• Task:
Output the data below exactly. Leave nothing out.
=== Supplied material ===
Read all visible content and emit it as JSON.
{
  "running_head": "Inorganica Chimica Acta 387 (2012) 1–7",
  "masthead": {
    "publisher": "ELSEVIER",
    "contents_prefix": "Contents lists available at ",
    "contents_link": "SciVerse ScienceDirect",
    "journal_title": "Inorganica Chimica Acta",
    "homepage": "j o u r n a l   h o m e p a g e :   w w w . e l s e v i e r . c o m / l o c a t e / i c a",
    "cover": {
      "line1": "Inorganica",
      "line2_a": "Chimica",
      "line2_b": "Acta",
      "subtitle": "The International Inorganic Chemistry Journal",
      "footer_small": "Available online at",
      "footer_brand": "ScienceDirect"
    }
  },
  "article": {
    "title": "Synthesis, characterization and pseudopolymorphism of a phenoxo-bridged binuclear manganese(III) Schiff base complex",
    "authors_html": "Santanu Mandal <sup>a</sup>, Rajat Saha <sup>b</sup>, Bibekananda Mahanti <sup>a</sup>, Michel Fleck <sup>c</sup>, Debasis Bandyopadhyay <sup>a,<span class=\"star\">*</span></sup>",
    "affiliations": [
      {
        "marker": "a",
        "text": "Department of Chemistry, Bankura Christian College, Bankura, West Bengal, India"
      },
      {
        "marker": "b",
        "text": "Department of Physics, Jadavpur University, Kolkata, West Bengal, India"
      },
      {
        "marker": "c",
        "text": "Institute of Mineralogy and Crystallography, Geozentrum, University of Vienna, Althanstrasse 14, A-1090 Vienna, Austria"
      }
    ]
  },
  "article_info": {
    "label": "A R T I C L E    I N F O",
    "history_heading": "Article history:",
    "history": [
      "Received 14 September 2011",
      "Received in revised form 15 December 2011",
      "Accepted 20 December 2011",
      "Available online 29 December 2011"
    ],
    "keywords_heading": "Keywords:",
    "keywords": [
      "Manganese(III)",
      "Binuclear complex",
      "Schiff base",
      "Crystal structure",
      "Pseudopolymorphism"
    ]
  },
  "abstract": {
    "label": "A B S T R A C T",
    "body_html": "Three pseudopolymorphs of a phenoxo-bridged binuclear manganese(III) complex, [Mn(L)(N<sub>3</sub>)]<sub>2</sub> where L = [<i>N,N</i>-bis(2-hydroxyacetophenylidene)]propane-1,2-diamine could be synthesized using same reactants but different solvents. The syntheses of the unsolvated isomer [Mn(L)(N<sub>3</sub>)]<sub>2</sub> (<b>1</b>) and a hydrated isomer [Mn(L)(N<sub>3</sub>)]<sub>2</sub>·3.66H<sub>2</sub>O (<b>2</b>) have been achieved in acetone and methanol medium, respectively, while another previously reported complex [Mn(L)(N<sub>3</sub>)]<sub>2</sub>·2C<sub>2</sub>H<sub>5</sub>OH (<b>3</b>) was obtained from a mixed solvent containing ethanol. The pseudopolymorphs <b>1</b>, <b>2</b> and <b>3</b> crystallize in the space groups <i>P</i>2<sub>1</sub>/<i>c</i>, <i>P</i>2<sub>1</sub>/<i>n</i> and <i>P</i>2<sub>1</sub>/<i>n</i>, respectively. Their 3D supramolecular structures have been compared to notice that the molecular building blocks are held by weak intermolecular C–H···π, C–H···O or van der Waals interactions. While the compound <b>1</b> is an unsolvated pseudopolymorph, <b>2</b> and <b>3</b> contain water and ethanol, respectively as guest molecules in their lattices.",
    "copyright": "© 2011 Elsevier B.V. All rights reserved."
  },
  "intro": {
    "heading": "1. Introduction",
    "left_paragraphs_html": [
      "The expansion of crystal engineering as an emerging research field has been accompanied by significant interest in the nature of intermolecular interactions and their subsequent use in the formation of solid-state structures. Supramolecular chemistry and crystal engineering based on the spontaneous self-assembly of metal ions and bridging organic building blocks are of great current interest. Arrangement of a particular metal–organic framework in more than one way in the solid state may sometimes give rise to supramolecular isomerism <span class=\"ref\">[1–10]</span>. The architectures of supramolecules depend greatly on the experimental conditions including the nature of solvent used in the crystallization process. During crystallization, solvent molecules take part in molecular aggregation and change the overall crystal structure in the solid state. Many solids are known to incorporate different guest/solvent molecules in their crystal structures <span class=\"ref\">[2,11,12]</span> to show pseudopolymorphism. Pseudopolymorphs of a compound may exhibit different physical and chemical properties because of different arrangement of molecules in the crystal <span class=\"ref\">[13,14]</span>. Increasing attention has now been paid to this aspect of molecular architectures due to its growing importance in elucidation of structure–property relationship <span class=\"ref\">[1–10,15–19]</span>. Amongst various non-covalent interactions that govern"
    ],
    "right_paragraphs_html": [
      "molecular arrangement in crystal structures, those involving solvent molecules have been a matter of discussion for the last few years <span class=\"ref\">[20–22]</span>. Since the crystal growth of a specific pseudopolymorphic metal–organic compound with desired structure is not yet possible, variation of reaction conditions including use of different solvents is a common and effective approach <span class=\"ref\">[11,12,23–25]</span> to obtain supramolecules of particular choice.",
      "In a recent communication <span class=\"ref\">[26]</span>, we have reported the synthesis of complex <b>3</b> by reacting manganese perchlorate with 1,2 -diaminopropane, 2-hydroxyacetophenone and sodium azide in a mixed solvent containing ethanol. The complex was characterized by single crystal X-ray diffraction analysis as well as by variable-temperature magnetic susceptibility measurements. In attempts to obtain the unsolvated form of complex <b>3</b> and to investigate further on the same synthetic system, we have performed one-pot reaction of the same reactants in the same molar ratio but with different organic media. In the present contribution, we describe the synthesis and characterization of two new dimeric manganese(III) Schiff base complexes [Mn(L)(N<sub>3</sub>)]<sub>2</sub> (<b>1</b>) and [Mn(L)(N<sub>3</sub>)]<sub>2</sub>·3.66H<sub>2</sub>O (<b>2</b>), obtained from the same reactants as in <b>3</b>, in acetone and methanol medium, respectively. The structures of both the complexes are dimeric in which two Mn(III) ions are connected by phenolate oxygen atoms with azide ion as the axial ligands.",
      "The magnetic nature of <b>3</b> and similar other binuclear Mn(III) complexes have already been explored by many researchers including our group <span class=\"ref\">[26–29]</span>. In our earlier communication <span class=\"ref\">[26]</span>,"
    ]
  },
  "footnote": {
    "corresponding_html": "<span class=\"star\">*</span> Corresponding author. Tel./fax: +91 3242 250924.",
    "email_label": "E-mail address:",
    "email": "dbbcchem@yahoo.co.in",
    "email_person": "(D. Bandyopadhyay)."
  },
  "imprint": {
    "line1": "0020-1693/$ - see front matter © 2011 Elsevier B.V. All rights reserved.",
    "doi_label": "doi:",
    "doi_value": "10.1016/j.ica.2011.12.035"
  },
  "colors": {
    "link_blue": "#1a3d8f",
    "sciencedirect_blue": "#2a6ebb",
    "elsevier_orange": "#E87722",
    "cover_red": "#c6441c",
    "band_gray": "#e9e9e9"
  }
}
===
• Task answer:
Read all visible content and emit it as JSON.
{
  "running_head": "Inorganica Chimica Acta 387 (2012) 1–7",
  "masthead": {
    "publisher": "ELSEVIER",
    "contents_prefix": "Contents lists available at ",
    "contents_link": "SciVerse ScienceDirect",
    "journal_title": "Inorganica Chimica Acta",
    "homepage": "j o u r n a l   h o m e p a g e :   w w w . e l s e v i e r . c o m / l o c a t e / i c a",
    "cover": {
      "line1": "Inorganica",
      "line2_a": "Chimica",
      "line2_b": "Acta",
      "subtitle": "The International Inorganic Chemistry Journal",
      "footer_small": "Available online at",
      "footer_brand": "ScienceDirect"
    }
  },
  "article": {
    "title": "Synthesis, characterization and pseudopolymorphism of a phenoxo-bridged binuclear manganese(III) Schiff base complex",
    "authors_html": "Santanu Mandal <sup>a</sup>, Rajat Saha <sup>b</sup>, Bibekananda Mahanti <sup>a</sup>, Michel Fleck <sup>c</sup>, Debasis Bandyopadhyay <sup>a,<span class=\"star\">*</span></sup>",
    "affiliations": [
      {
        "marker": "a",
        "text": "Department of Chemistry, Bankura Christian College, Bankura, West Bengal, India"
      },
      {
        "marker": "b",
        "text": "Department of Physics, Jadavpur University, Kolkata, West Bengal, India"
      },
      {
        "marker": "c",
        "text": "Institute of Mineralogy and Crystallography, Geozentrum, University of Vienna, Althanstrasse 14, A-1090 Vienna, Austria"
      }
    ]
  },
  "article_info": {
    "label": "A R T I C L E    I N F O",
    "history_heading": "Article history:",
    "history": [
      "Received 14 September 2011",
      "Received in revised form 15 December 2011",
      "Accepted 20 December 2011",
      "Available online 29 December 2011"
    ],
    "keywords_heading": "Keywords:",
    "keywords": [
      "Manganese(III)",
      "Binuclear complex",
      "Schiff base",
      "Crystal structure",
      "Pseudopolymorphism"
    ]
  },
  "abstract": {
    "label": "A B S T R A C T",
    "body_html": "Three pseudopolymorphs of a phenoxo-bridged binuclear manganese(III) complex, [Mn(L)(N<sub>3</sub>)]<sub>2</sub> where L = [<i>N,N</i>-bis(2-hydroxyacetophenylidene)]propane-1,2-diamine could be synthesized using same reactants but different solvents. The syntheses of the unsolvated isomer [Mn(L)(N<sub>3</sub>)]<sub>2</sub> (<b>1</b>) and a hydrated isomer [Mn(L)(N<sub>3</sub>)]<sub>2</sub>·3.66H<sub>2</sub>O (<b>2</b>) have been achieved in acetone and methanol medium, respectively, while another previously reported complex [Mn(L)(N<sub>3</sub>)]<sub>2</sub>·2C<sub>2</sub>H<sub>5</sub>OH (<b>3</b>) was obtained from a mixed solvent containing ethanol. The pseudopolymorphs <b>1</b>, <b>2</b> and <b>3</b> crystallize in the space groups <i>P</i>2<sub>1</sub>/<i>c</i>, <i>P</i>2<sub>1</sub>/<i>n</i> and <i>P</i>2<sub>1</sub>/<i>n</i>, respectively. Their 3D supramolecular structures have been compared to notice that the molecular building blocks are held by weak intermolecular C–H···π, C–H···O or van der Waals interactions. While the compound <b>1</b> is an unsolvated pseudopolymorph, <b>2</b> and <b>3</b> contain water and ethanol, respectively as guest molecules in their lattices.",
    "copyright": "© 2011 Elsevier B.V. All rights reserved."
  },
  "intro": {
    "heading": "1. Introduction",
    "left_paragraphs_html": [
      "The expansion of crystal engineering as an emerging research field has been accompanied by significant interest in the nature of intermolecular interactions and their subsequent use in the formation of solid-state structures. Supramolecular chemistry and crystal engineering based on the spontaneous self-assembly of metal ions and bridging organic building blocks are of great current interest. Arrangement of a particular metal–organic framework in more than one way in the solid state may sometimes give rise to supramolecular isomerism <span class=\"ref\">[1–10]</span>. The architectures of supramolecules depend greatly on the experimental conditions including the nature of solvent used in the crystallization process. During crystallization, solvent molecules take part in molecular aggregation and change the overall crystal structure in the solid state. Many solids are known to incorporate different guest/solvent molecules in their crystal structures <span class=\"ref\">[2,11,12]</span> to show pseudopolymorphism. Pseudopolymorphs of a compound may exhibit different physical and chemical properties because of different arrangement of molecules in the crystal <span class=\"ref\">[13,14]</span>. Increasing attention has now been paid to this aspect of molecular architectures due to its growing importance in elucidation of structure–property relationship <span class=\"ref\">[1–10,15–19]</span>. Amongst various non-covalent interactions that govern"
    ],
    "right_paragraphs_html": [
      "molecular arrangement in crystal structures, those involving solvent molecules have been a matter of discussion for the last few years <span class=\"ref\">[20–22]</span>. Since the crystal growth of a specific pseudopolymorphic metal–organic compound with desired structure is not yet possible, variation of reaction conditions including use of different solvents is a common and effective approach <span class=\"ref\">[11,12,23–25]</span> to obtain supramolecules of particular choice.",
      "In a recent communication <span class=\"ref\">[26]</span>, we have reported the synthesis of complex <b>3</b> by reacting manganese perchlorate with 1,2 -diaminopropane, 2-hydroxyacetophenone and sodium azide in a mixed solvent containing ethanol. The complex was characterized by single crystal X-ray diffraction analysis as well as by variable-temperature magnetic susceptibility measurements. In attempts to obtain the unsolvated form of complex <b>3</b> and to investigate further on the same synthetic system, we have performed one-pot reaction of the same reactants in the same molar ratio but with different organic media. In the present contribution, we describe the synthesis and characterization of two new dimeric manganese(III) Schiff base complexes [Mn(L)(N<sub>3</sub>)]<sub>2</sub> (<b>1</b>) and [Mn(L)(N<sub>3</sub>)]<sub>2</sub>·3.66H<sub>2</sub>O (<b>2</b>), obtained from the same reactants as in <b>3</b>, in acetone and methanol medium, respectively. The structures of both the complexes are dimeric in which two Mn(III) ions are connected by phenolate oxygen atoms with azide ion as the axial ligands.",
      "The magnetic nature of <b>3</b> and similar other binuclear Mn(III) complexes have already been explored by many researchers including our group <span class=\"ref\">[26–29]</span>. In our earlier communication <span class=\"ref\">[26]</span>,"
    ]
  },
  "footnote": {
    "corresponding_html": "<span class=\"star\">*</span> Corresponding author. Tel./fax: +91 3242 250924.",
    "email_label": "E-mail address:",
    "email": "dbbcchem@yahoo.co.in",
    "email_person": "(D. Bandyopadhyay)."
  },
  "imprint": {
    "line1": "0020-1693/$ - see front matter © 2011 Elsevier B.V. All rights reserved.",
    "doi_label": "doi:",
    "doi_value": "10.1016/j.ica.2011.12.035"
  },
  "colors": {
    "link_blue": "#1a3d8f",
    "sciencedirect_blue": "#2a6ebb",
    "elsevier_orange": "#E87722",
    "cover_red": "#c6441c",
    "band_gray": "#e9e9e9"
  }
}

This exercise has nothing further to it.